Support educators and students to critically examine the sources of online media and identify underlying assumptions.
Support educators and students to critically examine the sources of online media and identify underlying assumptions.ISTE STANDARDS FOR COACHES
Examining Sources Critically
When working with tweens and teens on digital literacy, it’s important to begin with their strengths, which ironically are often viewed as their weakness: their need to doubt and question everything. I teach middle school, and have always loved this age group because they are in a phase of development where they have begun expanding their understanding of the world and developing their individual values and beliefs, which prompts in-depth discussions and interesting ideas, as well as causing them some troubles as they make poor or impulsive decisions.

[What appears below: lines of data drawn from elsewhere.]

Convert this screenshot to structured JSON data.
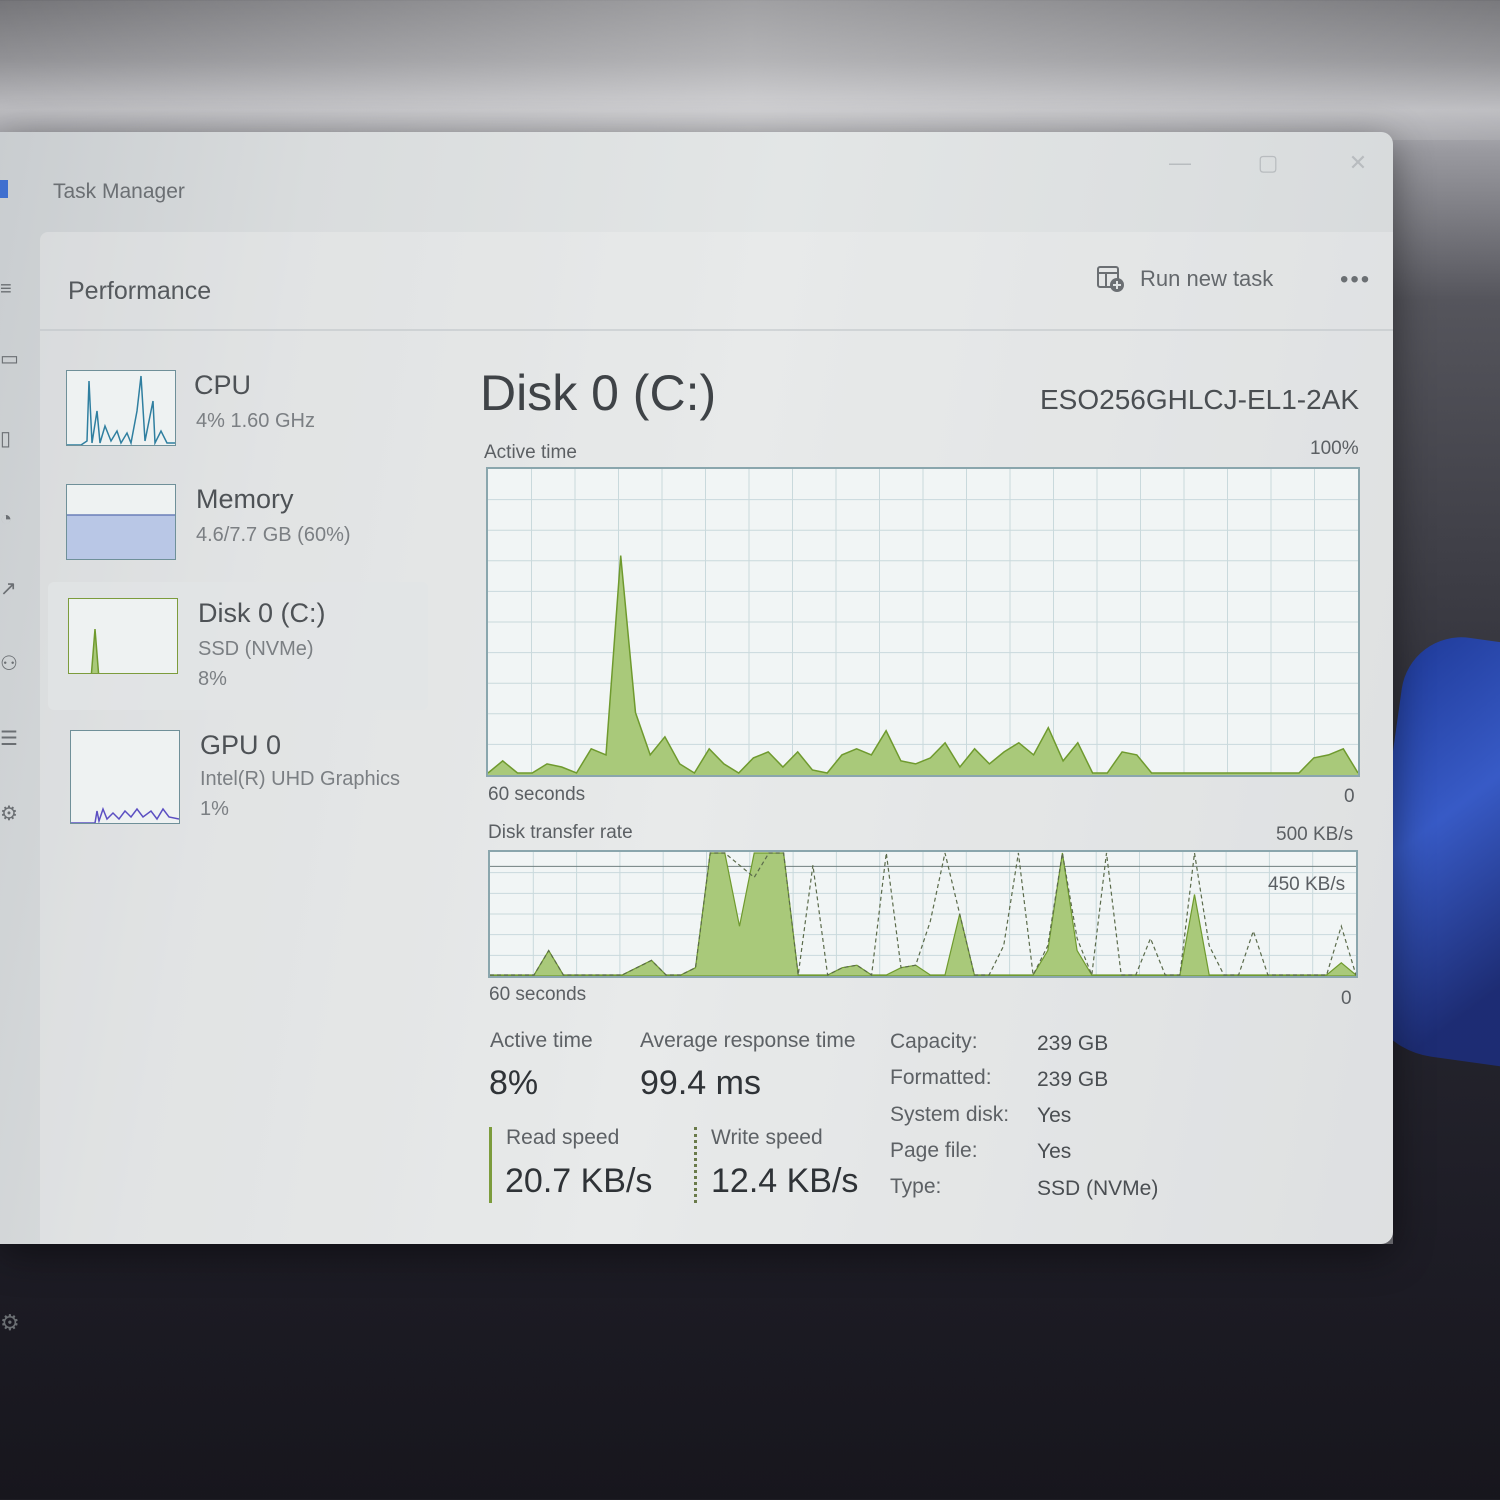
{
  "window": {
    "title": "Task Manager",
    "page_title": "Performance",
    "run_new_task_label": "Run new task",
    "more_label": "•••"
  },
  "sidebar": {
    "tiles": [
      {
        "name": "CPU",
        "line1": "4%  1.60 GHz",
        "line2": ""
      },
      {
        "name": "Memory",
        "line1": "4.6/7.7 GB (60%)",
        "line2": ""
      },
      {
        "name": "Disk 0 (C:)",
        "line1": "SSD (NVMe)",
        "line2": "8%"
      },
      {
        "name": "GPU 0",
        "line1": "Intel(R) UHD Graphics",
        "line2": "1%"
      }
    ]
  },
  "disk": {
    "title": "Disk 0 (C:)",
    "model": "ESO256GHLCJ-EL1-2AK",
    "active_time_graph": {
      "label": "Active time",
      "max_label": "100%",
      "time_label": "60 seconds",
      "min_label": "0"
    },
    "transfer_graph": {
      "label": "Disk transfer rate",
      "max_label": "500 KB/s",
      "inner_label": "450 KB/s",
      "time_label": "60 seconds",
      "min_label": "0"
    },
    "stats": {
      "active_time_label": "Active time",
      "active_time_value": "8%",
      "avg_response_label": "Average response time",
      "avg_response_value": "99.4 ms",
      "read_label": "Read speed",
      "read_value": "20.7 KB/s",
      "write_label": "Write speed",
      "write_value": "12.4 KB/s"
    },
    "properties": [
      {
        "label": "Capacity:",
        "value": "239 GB"
      },
      {
        "label": "Formatted:",
        "value": "239 GB"
      },
      {
        "label": "System disk:",
        "value": "Yes"
      },
      {
        "label": "Page file:",
        "value": "Yes"
      },
      {
        "label": "Type:",
        "value": "SSD (NVMe)"
      }
    ]
  },
  "colors": {
    "disk_fill": "#a9c97a",
    "disk_line": "#6f9a2e",
    "cpu_line": "#2f7fa0",
    "memory_fill": "#b9c7e6",
    "gpu_line": "#5b4fc2"
  },
  "chart_data": [
    {
      "type": "area",
      "title": "Active time",
      "xlabel": "60 seconds",
      "ylim": [
        0,
        100
      ],
      "x": [
        0,
        2,
        3,
        4,
        5,
        6,
        7,
        8,
        9,
        10,
        11,
        12,
        13,
        14,
        15,
        16,
        17,
        18,
        19,
        20,
        21,
        22,
        23,
        24,
        25,
        26,
        27,
        28,
        29,
        30,
        31,
        32,
        33,
        34,
        35,
        36,
        37,
        38,
        39,
        40,
        41,
        42,
        43,
        44,
        45,
        46,
        47,
        48,
        49,
        50,
        51,
        52,
        53,
        54,
        55,
        56,
        57,
        58,
        59,
        60
      ],
      "series": [
        {
          "values": [
            0,
            4,
            0,
            0,
            3,
            2,
            0,
            8,
            6,
            72,
            20,
            6,
            12,
            3,
            0,
            8,
            3,
            0,
            5,
            7,
            2,
            7,
            1,
            0,
            6,
            8,
            6,
            14,
            4,
            3,
            5,
            10,
            2,
            8,
            3,
            7,
            10,
            6,
            15,
            4,
            10,
            0,
            0,
            7,
            6,
            0,
            0,
            0,
            0,
            0,
            0,
            0,
            0,
            0,
            0,
            0,
            5,
            6,
            8,
            0
          ]
        }
      ]
    },
    {
      "type": "line",
      "title": "Disk transfer rate",
      "xlabel": "60 seconds",
      "ylim": [
        0,
        500
      ],
      "series": [
        {
          "name": "Read speed",
          "values": [
            0,
            0,
            0,
            0,
            100,
            0,
            0,
            0,
            0,
            0,
            30,
            60,
            0,
            0,
            30,
            500,
            500,
            200,
            500,
            500,
            500,
            0,
            0,
            0,
            30,
            40,
            0,
            0,
            30,
            40,
            0,
            0,
            250,
            0,
            0,
            0,
            0,
            0,
            100,
            500,
            100,
            0,
            0,
            0,
            0,
            0,
            0,
            0,
            330,
            0,
            0,
            0,
            0,
            0,
            0,
            0,
            0,
            0,
            50,
            0
          ]
        },
        {
          "name": "Write speed",
          "values": [
            0,
            0,
            0,
            0,
            100,
            0,
            0,
            0,
            0,
            0,
            30,
            60,
            0,
            0,
            30,
            500,
            500,
            450,
            400,
            500,
            500,
            0,
            450,
            0,
            30,
            40,
            0,
            500,
            30,
            40,
            220,
            500,
            250,
            0,
            0,
            120,
            500,
            0,
            120,
            500,
            150,
            0,
            500,
            0,
            0,
            150,
            0,
            0,
            500,
            120,
            0,
            0,
            180,
            0,
            0,
            0,
            0,
            0,
            200,
            0
          ]
        }
      ]
    }
  ]
}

An awareness of this developmental stage can be useful when helping tweens and teens examine sources critically. I wrote about this in a February 2021 post: Rough Waters, helping adolescents navigate digital information sources. Adolescence as a developmental stage includes increased risk-taking, greater independence along with a shift to peer-influenced thinking, and an increased desire for novelty. Technology meets several of these needs with eye-catching graphics, frequently shifting stimuli, and superficial social interaction (likes, and upvotes). Making students aware of the ways their brains help and hinder their experience and the ways in which technology and digital resources take advantage of their brains allows students to use their emerging critical thinking skills to approach digital media with an open mind.
One way that we can do this is to help them build critical reading skills specifically tailored to digital media. There are several formats for doing so including the CRAP method (examined below), SMART method, and RADAR. Having these tools in their critical thinking “tool belt” helps tweens and teens navigate the difficult realm of digital media.